**Supplied material**
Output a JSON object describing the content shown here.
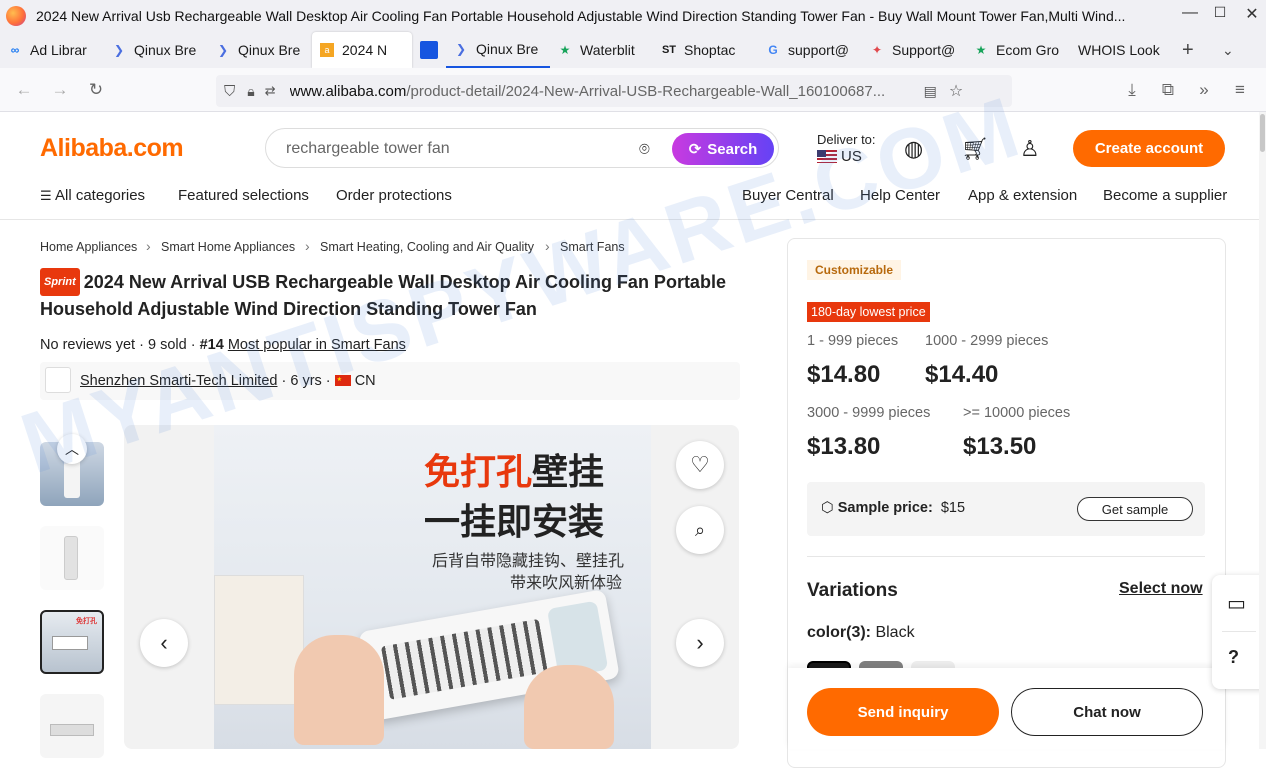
{
  "window": {
    "title": "2024 New Arrival Usb Rechargeable Wall Desktop Air Cooling Fan Portable Household Adjustable Wind Direction Standing Tower Fan - Buy Wall Mount Tower Fan,Multi Wind...",
    "minimize": "—",
    "maximize": "☐",
    "close": "✕"
  },
  "tabs": [
    {
      "label": "Ad Librar",
      "icon": "meta-icon"
    },
    {
      "label": "Qinux Bre",
      "icon": "page-icon"
    },
    {
      "label": "Qinux Bre",
      "icon": "page-icon"
    },
    {
      "label": "2024 N",
      "icon": "alibaba-icon",
      "active": true
    },
    {
      "label": "",
      "icon": "blue-square-icon"
    },
    {
      "label": "Qinux Bre",
      "icon": "page-icon"
    },
    {
      "label": "Waterblit",
      "icon": "star-icon"
    },
    {
      "label": "Shoptac",
      "icon": "shoptac-icon"
    },
    {
      "label": "support@",
      "icon": "google-icon"
    },
    {
      "label": "Support@",
      "icon": "support-icon"
    },
    {
      "label": "Ecom Gro",
      "icon": "star-icon"
    },
    {
      "label": "WHOIS Look",
      "icon": ""
    }
  ],
  "url": {
    "domain": "www.alibaba.com",
    "path": "/product-detail/2024-New-Arrival-USB-Rechargeable-Wall_160100687..."
  },
  "header": {
    "logo": "Alibaba.com",
    "search_value": "rechargeable tower fan",
    "search_button": "Search",
    "deliver_to_label": "Deliver to:",
    "deliver_to_country": "US",
    "create_account": "Create account"
  },
  "menu": {
    "all_categories": "All categories",
    "featured": "Featured selections",
    "protections": "Order protections",
    "buyer_central": "Buyer Central",
    "help_center": "Help Center",
    "app_extension": "App & extension",
    "become_supplier": "Become a supplier"
  },
  "breadcrumb": [
    "Home Appliances",
    "Smart Home Appliances",
    "Smart Heating, Cooling and Air Quality",
    "Smart Fans"
  ],
  "product": {
    "badge": "Sprint",
    "title": "2024 New Arrival USB Rechargeable Wall Desktop Air Cooling Fan Portable Household Adjustable Wind Direction Standing Tower Fan",
    "reviews": "No reviews yet",
    "sold": "9 sold",
    "rank": "#14",
    "rank_link": "Most popular in Smart Fans",
    "supplier_name": "Shenzhen Smarti-Tech Limited",
    "supplier_years": "6 yrs",
    "supplier_country": "CN",
    "image_text_1_red": "免打孔",
    "image_text_1_black": "壁挂",
    "image_text_2": "一挂即安装",
    "image_text_3": "后背自带隐藏挂钩、壁挂孔",
    "image_text_4": "带来吹风新体验"
  },
  "pricing": {
    "customizable": "Customizable",
    "lowest_tag": "180-day lowest price",
    "tiers": [
      {
        "range": "1 - 999 pieces",
        "price": "$14.80"
      },
      {
        "range": "1000 - 2999 pieces",
        "price": "$14.40"
      },
      {
        "range": "3000 - 9999 pieces",
        "price": "$13.80"
      },
      {
        "range": ">= 10000 pieces",
        "price": "$13.50"
      }
    ],
    "sample_label": "Sample price:",
    "sample_value": "$15",
    "get_sample": "Get sample"
  },
  "variations": {
    "heading": "Variations",
    "select_now": "Select now",
    "color_label": "color(3):",
    "color_value": "Black",
    "swatch_colors": [
      "#1a1a1a",
      "#808080",
      "#eeeeee"
    ]
  },
  "actions": {
    "send_inquiry": "Send inquiry",
    "chat_now": "Chat now"
  },
  "watermark": "MYANTISPYWARE.COM"
}
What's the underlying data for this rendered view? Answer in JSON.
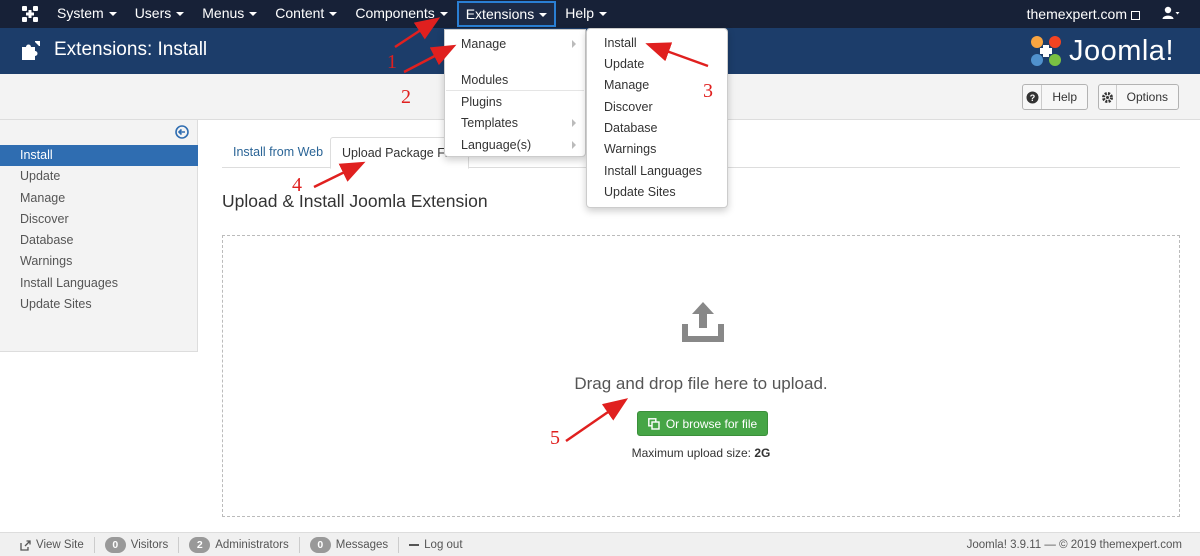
{
  "topnav": {
    "items": [
      {
        "label": "System"
      },
      {
        "label": "Users"
      },
      {
        "label": "Menus"
      },
      {
        "label": "Content"
      },
      {
        "label": "Components"
      },
      {
        "label": "Extensions"
      },
      {
        "label": "Help"
      }
    ],
    "site_link": "themexpert.com",
    "user_icon": "user-icon"
  },
  "header": {
    "title": "Extensions: Install",
    "brand": "Joomla!"
  },
  "toolbar": {
    "help_label": "Help",
    "options_label": "Options"
  },
  "sidebar": {
    "items": [
      {
        "label": "Install",
        "active": true
      },
      {
        "label": "Update"
      },
      {
        "label": "Manage"
      },
      {
        "label": "Discover"
      },
      {
        "label": "Database"
      },
      {
        "label": "Warnings"
      },
      {
        "label": "Install Languages"
      },
      {
        "label": "Update Sites"
      }
    ]
  },
  "tabs": {
    "web": "Install from Web",
    "upload": "Upload Package File"
  },
  "main": {
    "title": "Upload & Install Joomla Extension",
    "drop_text": "Drag and drop file here to upload.",
    "browse_label": "Or browse for file",
    "max_label": "Maximum upload size:",
    "max_value": "2G"
  },
  "extensions_menu": {
    "items": [
      "Manage",
      "Modules",
      "Plugins",
      "Templates",
      "Language(s)"
    ]
  },
  "manage_menu": {
    "items": [
      "Install",
      "Update",
      "Manage",
      "Discover",
      "Database",
      "Warnings",
      "Install Languages",
      "Update Sites"
    ]
  },
  "annotations": [
    "1",
    "2",
    "3",
    "4",
    "5"
  ],
  "footer": {
    "view_site": "View Site",
    "visitors_count": "0",
    "visitors_label": "Visitors",
    "admins_count": "2",
    "admins_label": "Administrators",
    "messages_count": "0",
    "messages_label": "Messages",
    "logout": "Log out",
    "version": "Joomla! 3.9.11 — © 2019 themexpert.com"
  },
  "colors": {
    "navbar": "#172137",
    "header": "#1c3d6a",
    "active_sidebar": "#2f6db1",
    "browse_button": "#46a546",
    "annotation": "#e0201f"
  }
}
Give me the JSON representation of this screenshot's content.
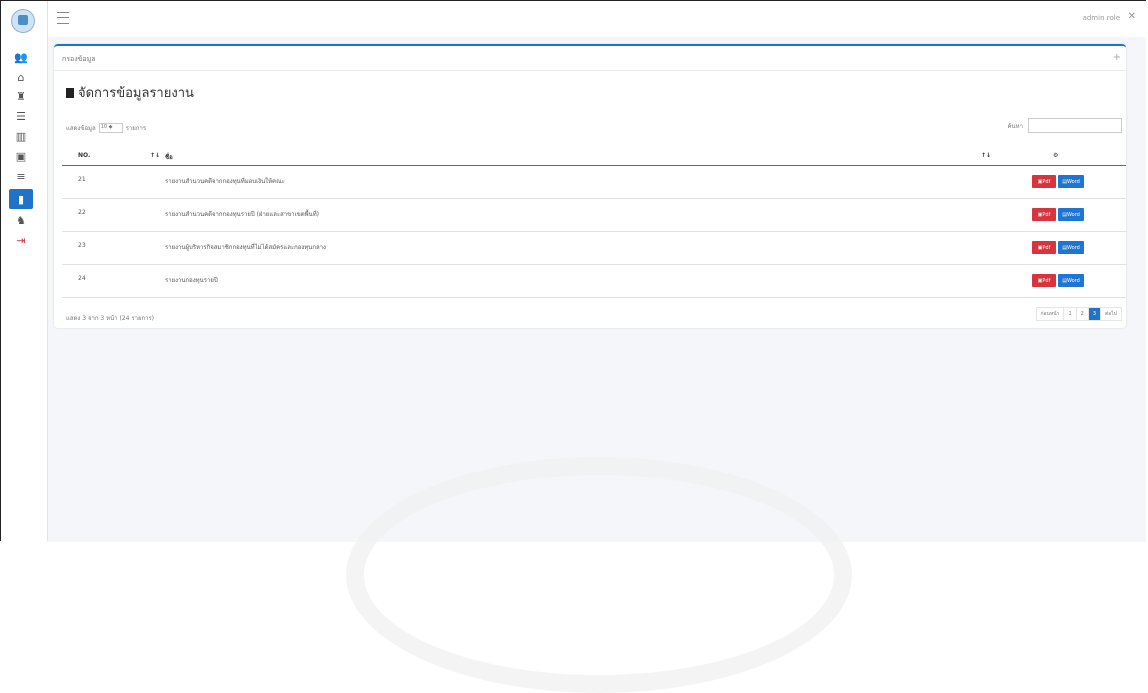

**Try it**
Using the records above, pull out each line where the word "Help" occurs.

**Task solution**
    "help_center": "Help Center",
        "label": "Help"
    "help_label": "Help",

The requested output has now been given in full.